• Task details:
Please state how many lines in the records contain the string "JSON", with no words besides the number.

• Provided data:
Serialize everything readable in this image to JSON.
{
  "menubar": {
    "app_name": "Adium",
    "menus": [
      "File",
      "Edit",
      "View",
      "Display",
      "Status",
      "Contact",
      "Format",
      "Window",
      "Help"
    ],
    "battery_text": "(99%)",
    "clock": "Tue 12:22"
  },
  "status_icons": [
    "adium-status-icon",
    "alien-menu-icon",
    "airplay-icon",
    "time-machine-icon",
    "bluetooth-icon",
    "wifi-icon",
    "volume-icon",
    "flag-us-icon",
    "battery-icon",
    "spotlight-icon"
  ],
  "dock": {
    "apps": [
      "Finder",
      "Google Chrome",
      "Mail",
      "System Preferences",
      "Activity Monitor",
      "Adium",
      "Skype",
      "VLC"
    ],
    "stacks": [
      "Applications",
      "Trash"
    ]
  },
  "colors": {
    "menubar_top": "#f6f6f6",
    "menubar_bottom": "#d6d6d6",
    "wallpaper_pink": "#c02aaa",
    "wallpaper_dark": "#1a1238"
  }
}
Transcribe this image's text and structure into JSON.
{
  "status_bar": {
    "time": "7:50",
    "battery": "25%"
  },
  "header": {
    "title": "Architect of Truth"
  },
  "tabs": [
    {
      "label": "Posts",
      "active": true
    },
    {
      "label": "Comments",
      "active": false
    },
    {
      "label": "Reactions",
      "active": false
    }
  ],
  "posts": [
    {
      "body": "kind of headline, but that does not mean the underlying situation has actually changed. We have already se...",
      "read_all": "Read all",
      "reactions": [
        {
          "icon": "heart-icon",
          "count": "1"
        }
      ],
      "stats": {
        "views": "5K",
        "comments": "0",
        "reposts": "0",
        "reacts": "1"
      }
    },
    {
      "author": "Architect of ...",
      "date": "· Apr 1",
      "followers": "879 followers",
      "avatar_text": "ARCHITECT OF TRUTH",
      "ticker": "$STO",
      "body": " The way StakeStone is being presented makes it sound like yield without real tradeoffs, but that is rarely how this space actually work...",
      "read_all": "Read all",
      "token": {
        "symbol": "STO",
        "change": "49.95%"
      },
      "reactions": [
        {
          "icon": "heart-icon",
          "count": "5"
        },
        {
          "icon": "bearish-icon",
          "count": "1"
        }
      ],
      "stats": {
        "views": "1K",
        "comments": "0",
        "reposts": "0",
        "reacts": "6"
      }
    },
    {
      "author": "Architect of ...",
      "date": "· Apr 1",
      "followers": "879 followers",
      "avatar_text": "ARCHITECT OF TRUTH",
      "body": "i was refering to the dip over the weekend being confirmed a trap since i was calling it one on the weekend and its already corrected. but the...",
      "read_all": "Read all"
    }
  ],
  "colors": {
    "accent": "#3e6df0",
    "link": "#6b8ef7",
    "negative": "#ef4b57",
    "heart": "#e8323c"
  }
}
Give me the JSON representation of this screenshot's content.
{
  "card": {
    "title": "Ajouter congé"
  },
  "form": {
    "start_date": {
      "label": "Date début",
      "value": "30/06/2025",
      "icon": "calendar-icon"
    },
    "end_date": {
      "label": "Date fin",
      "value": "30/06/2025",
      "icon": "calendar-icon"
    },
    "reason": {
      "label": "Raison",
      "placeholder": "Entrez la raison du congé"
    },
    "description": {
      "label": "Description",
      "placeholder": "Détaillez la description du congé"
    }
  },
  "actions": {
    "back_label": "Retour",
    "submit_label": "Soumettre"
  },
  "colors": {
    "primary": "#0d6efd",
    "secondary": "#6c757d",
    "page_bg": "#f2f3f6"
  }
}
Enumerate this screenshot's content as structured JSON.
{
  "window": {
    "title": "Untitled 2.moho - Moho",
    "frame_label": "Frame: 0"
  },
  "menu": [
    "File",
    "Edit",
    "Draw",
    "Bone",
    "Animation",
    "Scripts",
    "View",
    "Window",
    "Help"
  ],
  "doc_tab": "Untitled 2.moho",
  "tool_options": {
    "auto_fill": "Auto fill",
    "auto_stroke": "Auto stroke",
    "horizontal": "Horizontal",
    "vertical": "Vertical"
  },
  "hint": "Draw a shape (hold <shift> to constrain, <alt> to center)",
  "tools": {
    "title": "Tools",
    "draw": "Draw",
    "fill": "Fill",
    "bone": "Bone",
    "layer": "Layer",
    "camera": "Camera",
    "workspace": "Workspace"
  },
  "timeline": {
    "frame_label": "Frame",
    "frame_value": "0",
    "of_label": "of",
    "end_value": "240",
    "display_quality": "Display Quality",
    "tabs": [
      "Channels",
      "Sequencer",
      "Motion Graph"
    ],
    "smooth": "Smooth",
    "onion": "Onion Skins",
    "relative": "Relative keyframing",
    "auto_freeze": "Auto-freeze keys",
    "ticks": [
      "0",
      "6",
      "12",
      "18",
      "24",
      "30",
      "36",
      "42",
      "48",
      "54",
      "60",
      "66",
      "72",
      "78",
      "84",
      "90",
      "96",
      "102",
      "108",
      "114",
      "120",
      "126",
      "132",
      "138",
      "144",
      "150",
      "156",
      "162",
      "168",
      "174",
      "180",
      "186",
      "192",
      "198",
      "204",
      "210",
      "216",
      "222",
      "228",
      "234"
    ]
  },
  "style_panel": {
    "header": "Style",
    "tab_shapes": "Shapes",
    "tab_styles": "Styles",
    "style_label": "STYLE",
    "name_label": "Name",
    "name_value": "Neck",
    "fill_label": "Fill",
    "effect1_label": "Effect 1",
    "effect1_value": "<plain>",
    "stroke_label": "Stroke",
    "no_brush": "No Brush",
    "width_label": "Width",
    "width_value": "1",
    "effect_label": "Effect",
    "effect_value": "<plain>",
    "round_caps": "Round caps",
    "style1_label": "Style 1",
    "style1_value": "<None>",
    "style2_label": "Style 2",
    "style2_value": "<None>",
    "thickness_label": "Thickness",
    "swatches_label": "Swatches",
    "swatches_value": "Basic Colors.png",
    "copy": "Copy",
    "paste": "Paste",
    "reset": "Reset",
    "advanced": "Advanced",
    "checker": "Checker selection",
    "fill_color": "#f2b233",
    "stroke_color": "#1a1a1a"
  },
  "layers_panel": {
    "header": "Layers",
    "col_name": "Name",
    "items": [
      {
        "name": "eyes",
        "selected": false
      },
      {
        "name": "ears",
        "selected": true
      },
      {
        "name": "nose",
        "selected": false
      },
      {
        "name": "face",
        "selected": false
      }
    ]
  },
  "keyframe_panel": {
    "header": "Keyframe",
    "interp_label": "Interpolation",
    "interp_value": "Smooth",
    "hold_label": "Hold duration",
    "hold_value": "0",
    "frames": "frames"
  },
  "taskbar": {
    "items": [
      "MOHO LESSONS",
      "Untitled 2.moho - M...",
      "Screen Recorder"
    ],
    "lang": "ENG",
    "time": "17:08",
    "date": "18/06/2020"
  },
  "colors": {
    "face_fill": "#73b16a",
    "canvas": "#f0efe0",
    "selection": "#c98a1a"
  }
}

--

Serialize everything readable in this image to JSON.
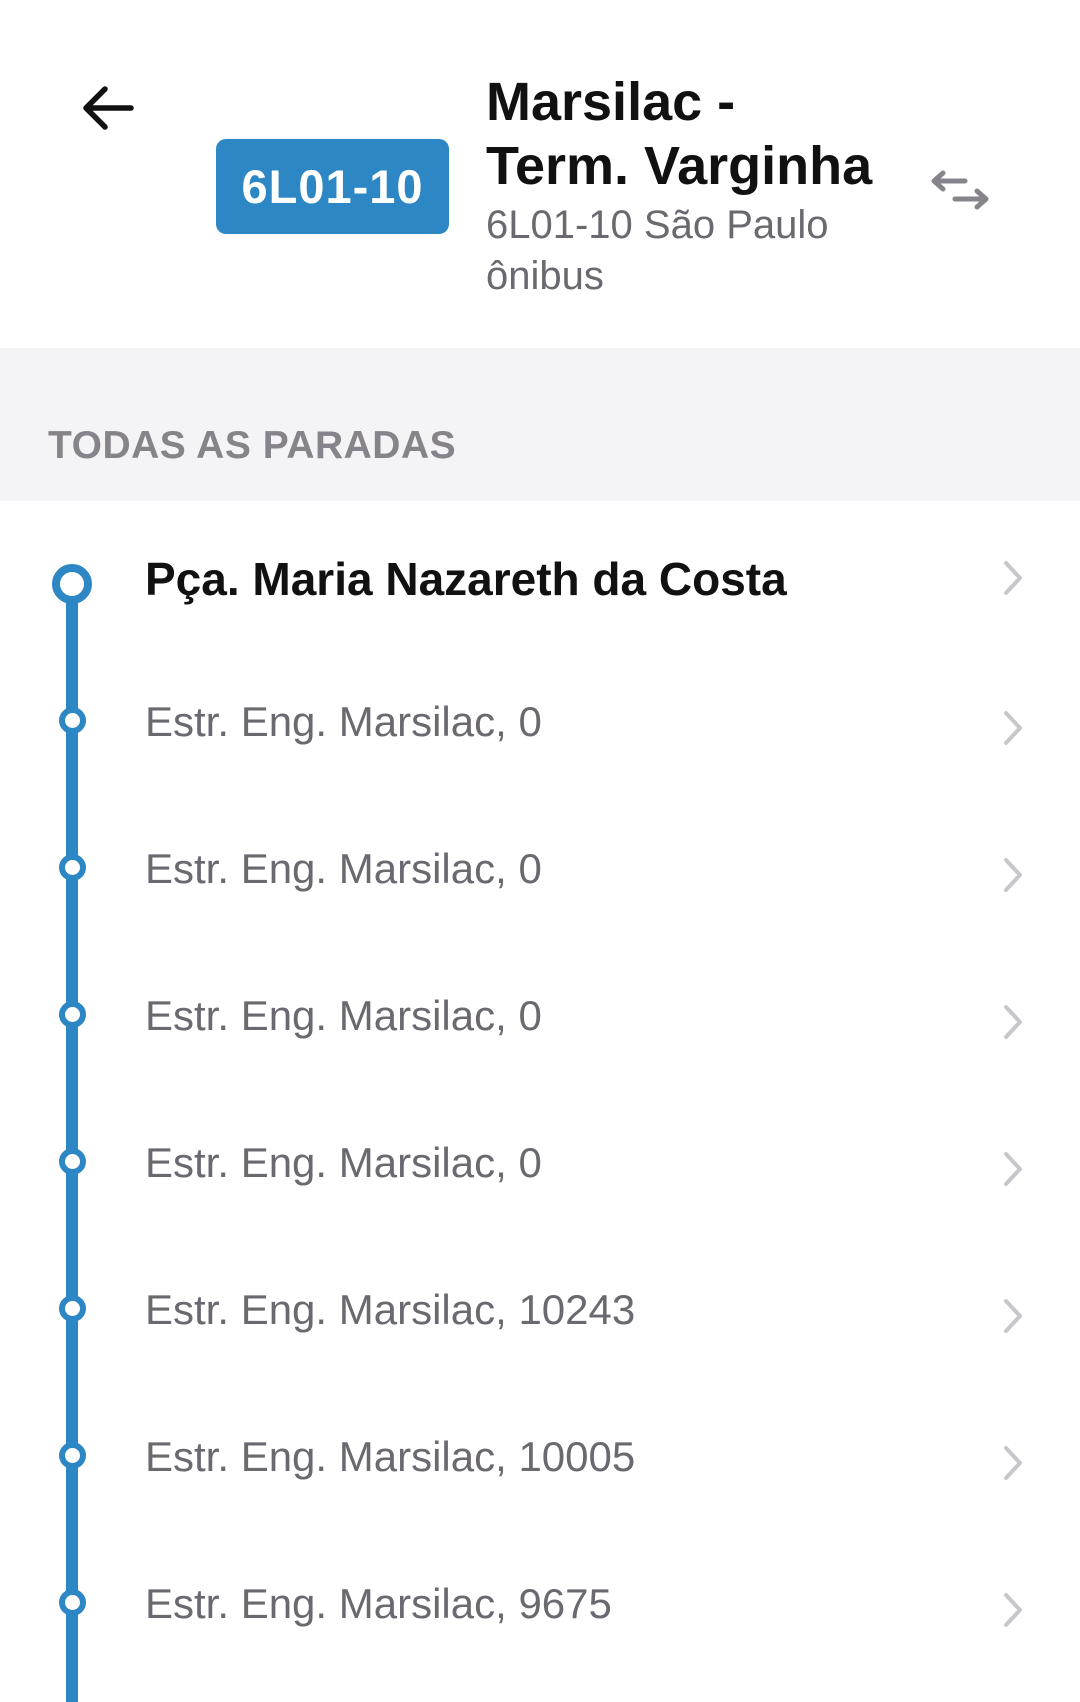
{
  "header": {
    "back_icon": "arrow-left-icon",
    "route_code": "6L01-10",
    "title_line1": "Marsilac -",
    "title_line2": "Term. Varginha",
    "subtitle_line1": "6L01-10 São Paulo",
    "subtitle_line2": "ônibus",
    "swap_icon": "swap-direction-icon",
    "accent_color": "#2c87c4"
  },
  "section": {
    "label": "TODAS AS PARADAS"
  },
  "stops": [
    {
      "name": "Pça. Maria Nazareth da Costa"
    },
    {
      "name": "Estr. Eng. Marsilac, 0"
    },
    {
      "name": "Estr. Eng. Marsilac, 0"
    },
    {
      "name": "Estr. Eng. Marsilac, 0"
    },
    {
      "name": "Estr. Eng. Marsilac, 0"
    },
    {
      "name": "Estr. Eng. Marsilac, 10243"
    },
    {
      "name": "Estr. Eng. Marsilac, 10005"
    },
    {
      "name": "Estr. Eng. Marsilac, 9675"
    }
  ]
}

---

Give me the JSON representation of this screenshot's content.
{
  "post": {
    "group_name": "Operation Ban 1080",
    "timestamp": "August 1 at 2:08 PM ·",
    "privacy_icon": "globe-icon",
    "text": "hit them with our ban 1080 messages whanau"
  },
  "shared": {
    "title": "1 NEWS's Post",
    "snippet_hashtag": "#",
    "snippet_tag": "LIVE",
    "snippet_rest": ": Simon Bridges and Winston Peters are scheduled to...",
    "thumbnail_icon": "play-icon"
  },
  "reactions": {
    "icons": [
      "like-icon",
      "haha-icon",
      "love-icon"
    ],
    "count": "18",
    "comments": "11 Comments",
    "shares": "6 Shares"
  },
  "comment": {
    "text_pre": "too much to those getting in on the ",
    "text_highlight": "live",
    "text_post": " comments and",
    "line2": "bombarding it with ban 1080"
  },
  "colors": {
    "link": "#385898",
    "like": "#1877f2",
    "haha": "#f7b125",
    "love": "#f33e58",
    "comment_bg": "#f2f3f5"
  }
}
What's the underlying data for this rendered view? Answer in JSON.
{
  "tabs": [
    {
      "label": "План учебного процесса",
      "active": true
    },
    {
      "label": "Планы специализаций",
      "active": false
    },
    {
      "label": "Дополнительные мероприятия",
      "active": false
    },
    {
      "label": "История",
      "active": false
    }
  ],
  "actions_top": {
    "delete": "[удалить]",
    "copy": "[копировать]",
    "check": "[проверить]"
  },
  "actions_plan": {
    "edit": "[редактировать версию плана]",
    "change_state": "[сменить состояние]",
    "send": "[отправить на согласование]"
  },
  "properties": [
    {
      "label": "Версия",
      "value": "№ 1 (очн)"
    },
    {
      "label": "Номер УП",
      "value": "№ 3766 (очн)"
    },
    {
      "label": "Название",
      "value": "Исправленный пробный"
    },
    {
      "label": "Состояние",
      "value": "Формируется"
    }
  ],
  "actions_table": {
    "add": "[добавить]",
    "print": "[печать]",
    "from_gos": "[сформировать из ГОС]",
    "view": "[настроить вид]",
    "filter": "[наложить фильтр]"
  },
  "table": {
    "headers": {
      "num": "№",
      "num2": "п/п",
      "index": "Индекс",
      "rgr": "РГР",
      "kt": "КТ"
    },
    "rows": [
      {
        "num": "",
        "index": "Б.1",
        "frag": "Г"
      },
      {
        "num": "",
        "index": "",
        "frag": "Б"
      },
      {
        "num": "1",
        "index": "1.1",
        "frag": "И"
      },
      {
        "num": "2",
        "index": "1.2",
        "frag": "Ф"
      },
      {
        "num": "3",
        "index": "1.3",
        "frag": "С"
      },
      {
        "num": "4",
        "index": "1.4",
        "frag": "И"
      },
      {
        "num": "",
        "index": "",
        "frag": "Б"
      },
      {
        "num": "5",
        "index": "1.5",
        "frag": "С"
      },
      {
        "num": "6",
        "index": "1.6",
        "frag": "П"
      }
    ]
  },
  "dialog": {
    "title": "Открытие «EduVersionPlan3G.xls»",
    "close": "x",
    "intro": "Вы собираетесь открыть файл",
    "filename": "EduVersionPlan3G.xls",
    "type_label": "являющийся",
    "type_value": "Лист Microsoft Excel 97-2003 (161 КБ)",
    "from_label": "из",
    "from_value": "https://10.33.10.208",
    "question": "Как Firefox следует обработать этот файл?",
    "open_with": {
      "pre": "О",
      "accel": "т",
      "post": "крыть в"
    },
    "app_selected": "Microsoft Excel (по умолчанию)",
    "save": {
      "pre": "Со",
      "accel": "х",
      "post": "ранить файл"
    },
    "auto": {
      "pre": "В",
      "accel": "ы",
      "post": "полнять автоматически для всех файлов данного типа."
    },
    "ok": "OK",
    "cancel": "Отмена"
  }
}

• Solution for this problem:
7